Facebook is also bringing small businesses to the video format. Sandberg explained that “For many small businesses, the shift to mobile means leveraging video for the very first time. Rather than needing a camera crew and production budget, anyone with a smartphone can shoot a video and share it on Facebook. In the past month alone over 3 million small businesses have posted a video on Facebook, including organic posts and ads.”
Compared to less vivid text and photo posts, Facebook can charge more for video ads without using up more space. CFO David Wehner said yesterday that “The average price per ad increased 6 percent in Q3.” Adtech firm AdRoll’s CMO Adam Berke agrees that video is pushing that increase. He tells TechCrunch, “Video ads garner a higher CPM than other ad formats, so that will certainly help drive revenue growth…We’re seeing interest in these types of video ad formats from our install base of over 25,000 businesses that never would’ve bought TV ads.”
Snapchat, Twitter and other services are also trying to cash in on video, where YouTube and Facebook have become dominant.
Snapchat’s full-screen video ads compete with Facebook
Snapchat’s vertical layout allows for full-screen ads that can feel more impactful and convenient than Facebook’s typically landscape videos.
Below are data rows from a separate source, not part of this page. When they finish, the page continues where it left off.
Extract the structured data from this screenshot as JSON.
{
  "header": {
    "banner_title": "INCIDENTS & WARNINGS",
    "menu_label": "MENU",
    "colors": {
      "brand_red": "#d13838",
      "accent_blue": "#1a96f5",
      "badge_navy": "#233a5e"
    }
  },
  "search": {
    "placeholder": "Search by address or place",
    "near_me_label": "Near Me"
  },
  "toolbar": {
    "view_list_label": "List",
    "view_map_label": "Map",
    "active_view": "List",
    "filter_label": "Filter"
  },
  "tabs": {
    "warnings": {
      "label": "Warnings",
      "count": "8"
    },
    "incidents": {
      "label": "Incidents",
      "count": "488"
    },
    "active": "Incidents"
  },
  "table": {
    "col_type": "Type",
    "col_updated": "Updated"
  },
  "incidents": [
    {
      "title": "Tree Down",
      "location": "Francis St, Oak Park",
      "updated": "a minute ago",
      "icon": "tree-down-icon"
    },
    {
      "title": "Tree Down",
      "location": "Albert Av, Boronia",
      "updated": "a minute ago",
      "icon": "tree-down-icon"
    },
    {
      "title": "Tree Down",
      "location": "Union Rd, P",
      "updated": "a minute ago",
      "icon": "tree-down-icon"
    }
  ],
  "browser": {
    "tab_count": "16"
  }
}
People also typically watch Snapchat with the sound turned on so videos automatically play with audio, unlike on Facebook. People purposefully visit YouTube to watch a specific video, so they’re willing to sit through pre-roll ads. And Twitter is becoming a home for premium video streams like the NFL and presidential debates, which draw advertisers.
But Facebook has several advantages of its own. Its 1.79 billion user reach is appealing to TV advertisers seeking scale. Meanwhile, its success the last five years has financed a leading artificial intelligence research team that Facebook is applying to make sure videos and video ads reach the right people.
Zuckerberg noted yesterday that “There’s a whole thread of work that we’re doing on visual understanding. Right, so understanding photos, what’s in photos, what’s in videos, what people are doing. There’s some deeper AI research that we’re doing…that can apply to things like ranking for News Feed and Search and ads and all of our systems more broadly.”
Facebook gets paid when its video ads work, and AI will help them target the people they’re most likely to work on.
When Facebook popularized the feed-based social network people browse to discover content, it became a home to colorful brand ads. As users first shifted to mobile, it attracted app install ads from developers desperate to rise out of the crowded app stores. Now as mobile data networks strengthen to support high-bandwidth content, Facebook has built a powerful distribution network that video advertisers want to join.
As Sandberg concluded yesterday, “When we think about video ads and what platform they run on, we really believe that over time the dollars will shift with eyeballs and our goal is to be the best dollar and the best minute people spend measured across channels.” The numbers say those dollars have arrived.